Well, we had an interesting herring gull episode today.
As you know (if you read here often) our next door neighbours’ house hosts a seagull family on the flat extended section of its roof. Our houses are tall Victorian buildings, so that’s three floors’ worth of big airy rooms from the ground.
It turns out that seagulls are trainable, and wait politely on the shed roof or the woodstore roof to be fed. But in the last few weeks, as their babies have grown and got hungrier, breakfast time has become a matter of urgency (aye, and supper time) so the parent seagulls come and rap on the back door to let us know they’re starving out there.
Our Rosie lives in the back room downstairs, and has planted a vegetable garden (presently full of thriving potato plants) just outside her door into the yard. And this afternoon I glanced out of the kitchen window to see a young herring gull sitting on her doorstep tapping on the window. Evidently the youngster had made it down from the roof but couldn’t get back up, and knew this is where seagulls come for help.

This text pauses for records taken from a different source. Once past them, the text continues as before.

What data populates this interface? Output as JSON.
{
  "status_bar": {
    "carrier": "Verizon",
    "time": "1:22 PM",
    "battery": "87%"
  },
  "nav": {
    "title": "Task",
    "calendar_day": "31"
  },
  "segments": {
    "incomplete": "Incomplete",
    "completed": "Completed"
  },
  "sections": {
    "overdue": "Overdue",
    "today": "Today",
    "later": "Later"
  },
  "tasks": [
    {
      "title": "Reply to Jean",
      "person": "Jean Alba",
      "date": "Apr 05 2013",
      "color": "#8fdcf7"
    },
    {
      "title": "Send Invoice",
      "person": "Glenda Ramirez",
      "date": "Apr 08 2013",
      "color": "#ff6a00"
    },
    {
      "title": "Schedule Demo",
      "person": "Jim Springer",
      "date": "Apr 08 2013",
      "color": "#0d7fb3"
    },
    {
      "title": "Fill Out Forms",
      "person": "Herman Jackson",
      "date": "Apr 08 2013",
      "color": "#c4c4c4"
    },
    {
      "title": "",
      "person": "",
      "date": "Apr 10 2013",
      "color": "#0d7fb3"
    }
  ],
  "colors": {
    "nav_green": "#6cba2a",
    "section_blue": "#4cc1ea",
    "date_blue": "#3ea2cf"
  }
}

So we took it out a dish of fishy catfood, which was gratefully received, and watched to see what would happen.
Adult herring gulls have sardonic, aloof yellow eyes; but the youngsters have big black eyes a bit like the eyes of seals – very beautiful, very appealing.
The parent gull came down to see what could be done, and had no success in getting Junior up off the ground. So then Mama (or Papa?) came and banged on the window for help.
We went out to see what we could do, and Mama explained the situation to us and hung around anxiously, but their roof was a long way beyond what we could reach, and Junior had no plans for flying up there.
Our Fi went off to ask the vet what to do, while I googled seagull rescue advice (East Sussex knows about herring gulls, believe me).
The vet had no one on duty, but the rescue site advised getting the young bird up onto a low roof from which the parents could encourage it home – pointing out that seagulls are excellent parents (no word of a lie – they are).
Meanwhile Mama was doing her best in the garden. In the Bayeux Tapestry there’s a wonderful scene of “King Harold comforting his troops”, which redefines our understanding of comforting and therefore sheds fresh light on the role of the Holy Spirit. Harold is comforting them with the point of a spear.
Similarly was Mama Seagull comforting her errant offspring – pecking it vigorously to make it fly. Big mistake; just made it scream. But she hovered around anxiously, trying to get it up off the ground. Managed to get it onto the fallen log we sit on, managed to get it onto the garden wall – no further.
Around five, Foxy came to get her supper, and happily didn’t take the young gull for a supplementary snack, but we could see this was the next problem on the horizon.
Get the bird onto a low roof, the rescue site said – or ideally back onto the roof it calls home; but get the right roof or it’ll find a hostile reception from the resident birds.
And eventually we realized there was nothing else for it; we’d have to catch it and put it up on our roof, as no gulls nest there but the parents are only yards away next door. Even if it failed to make the crossing home, Mama and Papa would bring breakfast lunch and tea until it was properly ready to fly. Come to that, we could put out food and water, too.
So we took more catfood (its third bowlful!) and added it to its plate on the garden wall where it stood, Mama circling anxiously overhead. Completely unafraid of us right there alongside, the little bird scoffed off its grub with true herring gull voracity – and I took advantage of this preoccupation to grab it.
The young gull screamed blue bloody murder, and tried with its little webbed feet to make me let go. I took it into the house still yelling at the top of its voice, while a posse of seagulls swirled and swooped overhead – but they know us and didn’t bomb us; I was so impressed by their trust in us today.
As I carried the youngster upstairs, it registered its displeasure by threatening to bite my finger; but it didn’t do it hard, just let me know this was a possibility I might like to think about.
We climbed the stairs all the way up to the Badger’s attic and opened up the skylights. In a last demonstration of panic, the seagull was (annoyingly) sick on the carpet; then we had the window open and released Junior onto our roof. Before long Mama was in attendance with Junior up and walking along the ridge tiles.
Since then it’s been raining and misty, and we haven’t been able to see what the outcome has been. But I think they’ll figure it out from there. We’ll keep an eye out and continue to feed it if necessary. Safe from Foxy’s attentions at the very least.
Meanwhile we have left out in the garden the various plates the seagull snacked from, knowing that before morning Foxy will have licked them all clean as a whistle. Hey, how cool is that, to have wild animals show up to wash the dishes! Just call me Snow White.